Health Center: Managing Pain
- While mild pain can be a protective mechanism of the body, significant or extreme pain can not only make you feel bad it may also slow the healing process or make complications more likely.
- On a scale of 0 to 10, with 0 being no pain and 10 being the
most extreme pain imaginable, it is generally preferable to keep pain at a
level of 3 or less. It's generally best not to use medication to take pain away completely. Mild pain is our body's reminder to curtail certain activities.
- It is much easier to keep pain under control than it is to get it back under control once it gone wild.
- Ibuprofen or Acetaminophen can also be used effectively to treat pain. Proper dosages are:
- Acetaminophen 1000 mg every 6 hours (that is 3 regular strength 325 mg tablets, or 2 extra strength 500 mg tablets).
- Ibuprofen is 600 mg (3 regular strength 200 mg tablets) every 6 hours.
- For difficult to control pain, you can use both Acetaminophen and Ibuprofen alternately.

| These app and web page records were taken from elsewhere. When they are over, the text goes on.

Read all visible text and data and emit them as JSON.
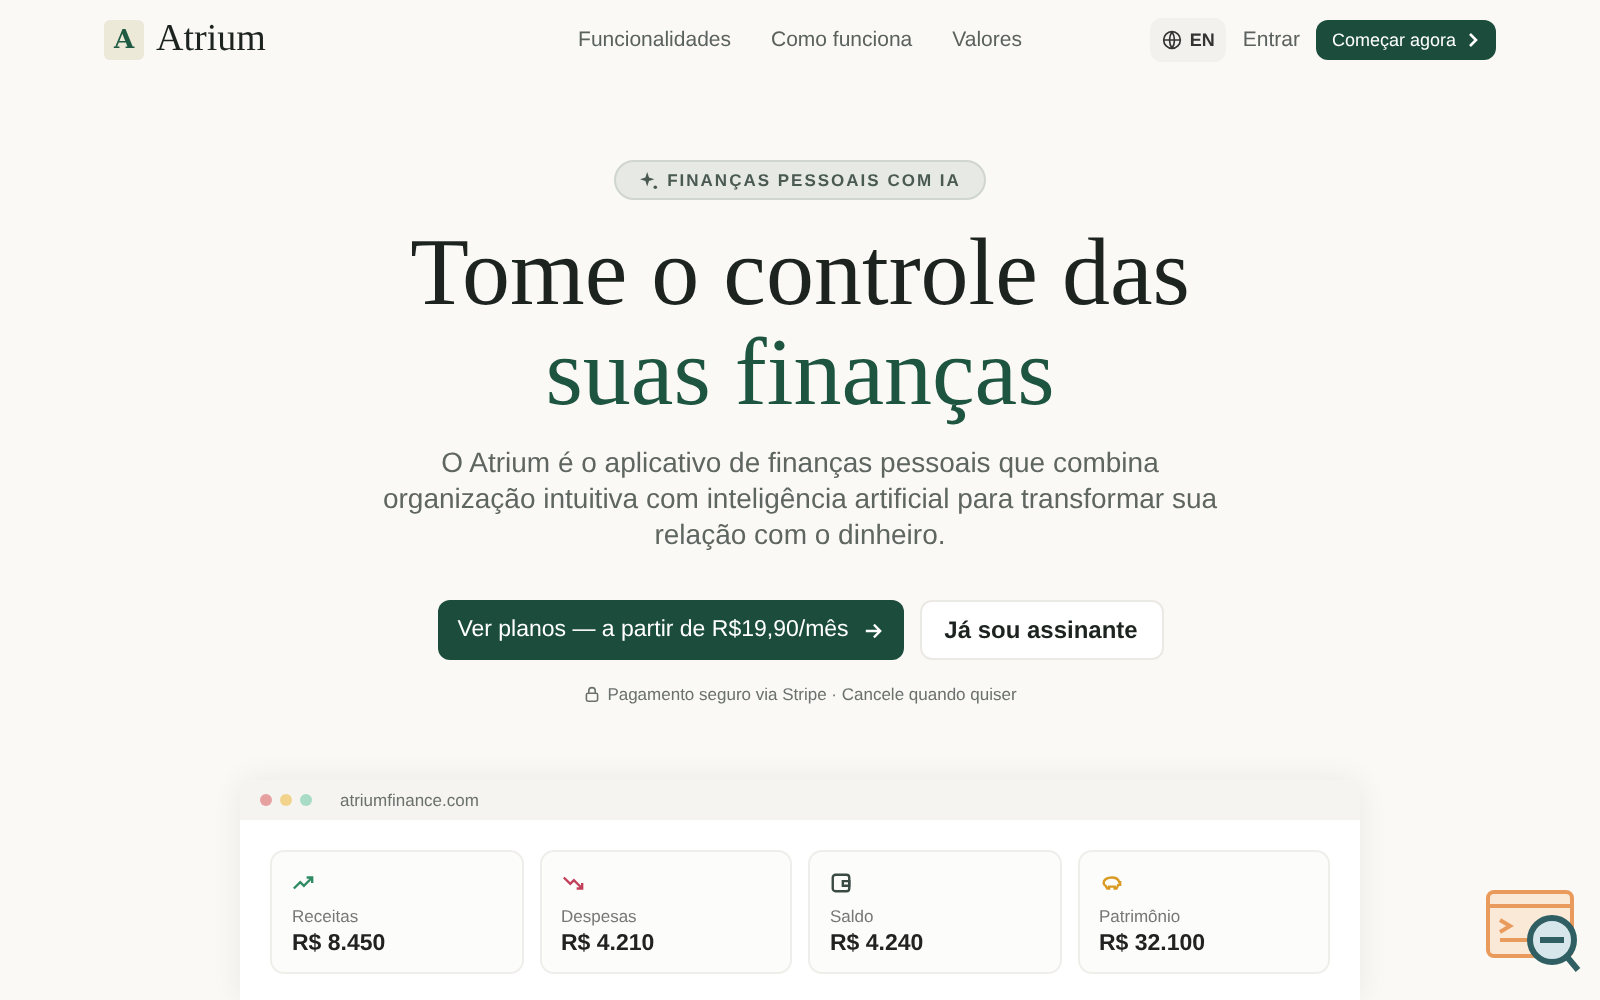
{
  "nav": {
    "logo_mark": "A",
    "brand": "Atrium",
    "links": [
      "Funcionalidades",
      "Como funciona",
      "Valores"
    ],
    "language": "EN",
    "login": "Entrar",
    "cta": "Começar agora"
  },
  "hero": {
    "badge": "FINANÇAS PESSOAIS COM IA",
    "title_line_1": "Tome o controle das",
    "title_line_2": "suas finanças",
    "description": "O Atrium é o aplicativo de finanças pessoais que combina organização intuitiva com inteligência artificial para transformar sua relação com o dinheiro.",
    "primary_button": "Ver planos — a partir de R$19,90/mês",
    "secondary_button": "Já sou assinante",
    "note": "Pagamento seguro via Stripe · Cancele quando quiser"
  },
  "preview": {
    "url": "atriumfinance.com",
    "stats": [
      {
        "kind": "trend-up",
        "color": "#2e8b62",
        "label": "Receitas",
        "value": "R$ 8.450"
      },
      {
        "kind": "trend-down",
        "color": "#c2405a",
        "label": "Despesas",
        "value": "R$ 4.210"
      },
      {
        "kind": "wallet",
        "color": "#3a4a44",
        "label": "Saldo",
        "value": "R$ 4.240"
      },
      {
        "kind": "piggy",
        "color": "#d99a22",
        "label": "Patrimônio",
        "value": "R$ 32.100"
      }
    ]
  }
}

- If your health care provider has prescribed you something stronger for pain, such as a narcotic pain medication, be sure you know what is in the medication. Often they are combination medications that may contain Acetaminophen. Do not allow yourself to take too much Acetaminophen by taking it in different forms!
- If you are ever prescribed any narcotic pain medications, remember that they can interfere with functioning. You should be careful not to drive or perform tasks that require careful concentration when you are under their influence. Do not mix with alcohol. Only use these and any medications as they are prescribed!